Monday, February 13, 2006

Bah, out of order--trying to catch up.

J/Discuss your experience with writing. How do you understand yourself as a writer? What are your strengths and weaknesses? What are your writing techniques/process (i.e. Do you do any prewriting? Are you are compulsive drafter? Do you wait until the last minute? Do you use paper or a computer to compose? Do you follow any formulas for writing?)

I love to write. To be more specific, I love to write creatively. Playing with my words is my specialty. I love the subtle turns and twists of phrase that can take place in a sentence, from bold oxymoron and outrageous hyperbole to puns and other subtle plays on words. I am a huge fan of linguistic gymnastics, the sounds of fun sentences, when you get a nice beat going, a rhythm to the words, alliterative, assonant, consonant, and the look of a well formed sentence, when the shapes of the words worm their way into the reader’s head. Poetry is a love of mine, and though I don’t write it well, I love rhyme.
My biggest love is writing fiction. I’ve spent so much time reading fantasy and science fiction, that I love trying my hand at it. Most of what I’ve done consists of several openings, initial attempts at long works, paused mid-genesis, a chapter or so of new and fantastic ideas. The largest work I’ve finished thus far is a 300 page fantasy novel. However, in keeping with my current block about finishing things through, it is the first part of a larger work, a self-contained “part one” to something that would be a trilogy at the very least.
My creative works are spontaneous—which is, perhaps, their downfall. My downfall, really. I write as far as my creativity/spontaneity carries me, and then reach a block. I imagine that advanced planning, plotting the flow of a story, beginning, middle, and end would help to keep it moving, but doing so kills my initiative to write it, and I can feel my creativity and desire to write draining away as I plan.
A similar effect occurs when I write a paper. Should I plan in advance, I can formulate an immense battle plan, a thorough description of what goes where and the sequential facts that follow one another, like troops onto a field. However, once that it done, once the plans are in place, the battle falls through. My words are uninspired, flacid, bland. The paper becomes less of a thing to read, and more a dull sheet of paper with words. I gain no enjoyment from writing it and talks with professors has shown that there is no pleasure in reading it. However, a spontaneous paper is usually far more fun to write, as I dive in, head first, plunging forward with no more than a vague idea in my head, a barely lucid impression of purpose. These are more enjoyable to write, and comments from professors reveal that they are at least marginally pleasant to read. The problem with this approach, however, is that to take the plunge, inspiration is required. I need the desire to begin writing, to care about it. And, unfortunately, if that does not come soon enough, Last Minute Panic serves as a rather desperate substitute.

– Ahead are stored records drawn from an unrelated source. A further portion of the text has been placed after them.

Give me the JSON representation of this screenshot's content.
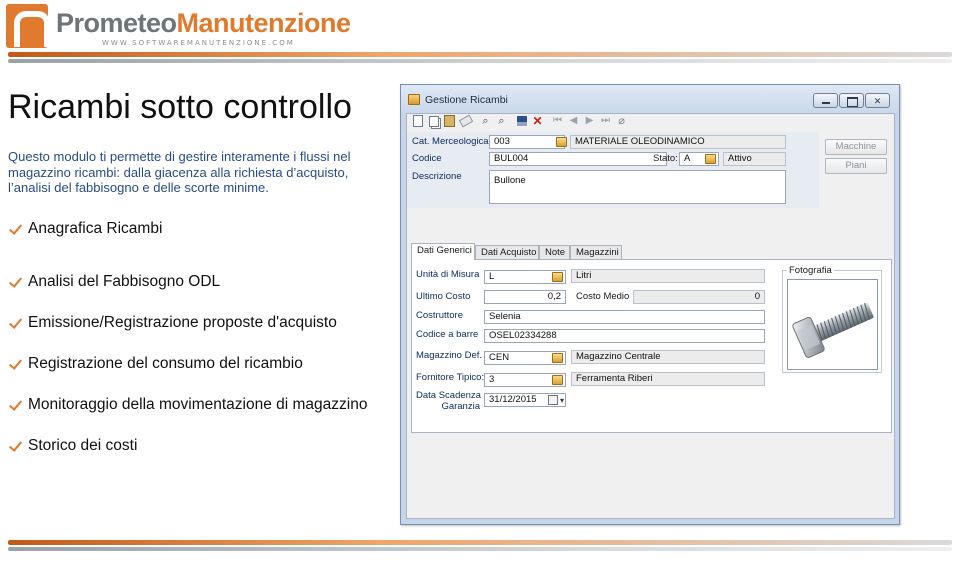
{
  "brand": {
    "name_part1": "Prometeo",
    "name_part2": "Manutenzione",
    "website": "WWW.SOFTWAREMANUTENZIONE.COM"
  },
  "slide": {
    "title": "Ricambi sotto controllo",
    "description": "Questo modulo ti permette di gestire interamente i flussi nel magazzino ricambi: dalla giacenza alla richiesta d’acquisto, l’analisi del fabbisogno e delle scorte minime.",
    "bullets": [
      "Anagrafica Ricambi",
      "Analisi del Fabbisogno ODL",
      "Emissione/Registrazione proposte d'acquisto",
      "Registrazione del consumo del ricambio",
      "Monitoraggio della movimentazione di magazzino",
      "Storico dei costi"
    ]
  },
  "window": {
    "title": "Gestione Ricambi"
  },
  "header": {
    "cat_label": "Cat. Merceologica",
    "cat_code": "003",
    "cat_desc": "MATERIALE OLEODINAMICO",
    "code_label": "Codice",
    "code_value": "BUL004",
    "state_label": "Stato:",
    "state_code": "A",
    "state_desc": "Attivo",
    "desc_label": "Descrizione",
    "desc_value": "Bullone",
    "btn_macchine": "Macchine",
    "btn_piani": "Piani"
  },
  "tabs": [
    "Dati Generici",
    "Dati Acquisto",
    "Note",
    "Magazzini"
  ],
  "general": {
    "um_label": "Unità di Misura",
    "um_code": "L",
    "um_desc": "Litri",
    "last_cost_label": "Ultimo Costo",
    "last_cost": "0,2",
    "avg_cost_label": "Costo Medio",
    "avg_cost": "0",
    "manufacturer_label": "Costruttore",
    "manufacturer": "Selenia",
    "barcode_label": "Codice a barre",
    "barcode": "OSEL02334288",
    "warehouse_label": "Magazzino Def.",
    "warehouse_code": "CEN",
    "warehouse_desc": "Magazzino Centrale",
    "supplier_label": "Fornitore Tipico:",
    "supplier_code": "3",
    "supplier_desc": "Ferramenta Riberi",
    "warranty_label_1": "Data Scadenza",
    "warranty_label_2": "Garanzia",
    "warranty_date": "31/12/2015",
    "photo_label": "Fotografia"
  },
  "colors": {
    "brand_orange": "#e07a2e",
    "brand_gray": "#6f7478",
    "label_blue": "#0f2a5c",
    "desc_blue": "#2a4a8a"
  }
}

J/ Describe your expectations for this class. What do you expect this class to be? What is influencing your perceptions of this class? What do you want to leave this class knowing? What are your goals for the class? What are you looking forward to in the class? What are you nervous about? What is the most important change you want to see in yourself of your writing that you think this course could foster?

I would enjoy learning about new writing techniques from this class. Specifically, I’d enjoy learning a few new ways to write, to get inspired, to get up an go. I want to learn how to WANT to write a paper without the threat of a low or no grade as my only driving force.

Comments: Post a Comment



<< Home

This page is powered by Blogger. Isn't yours?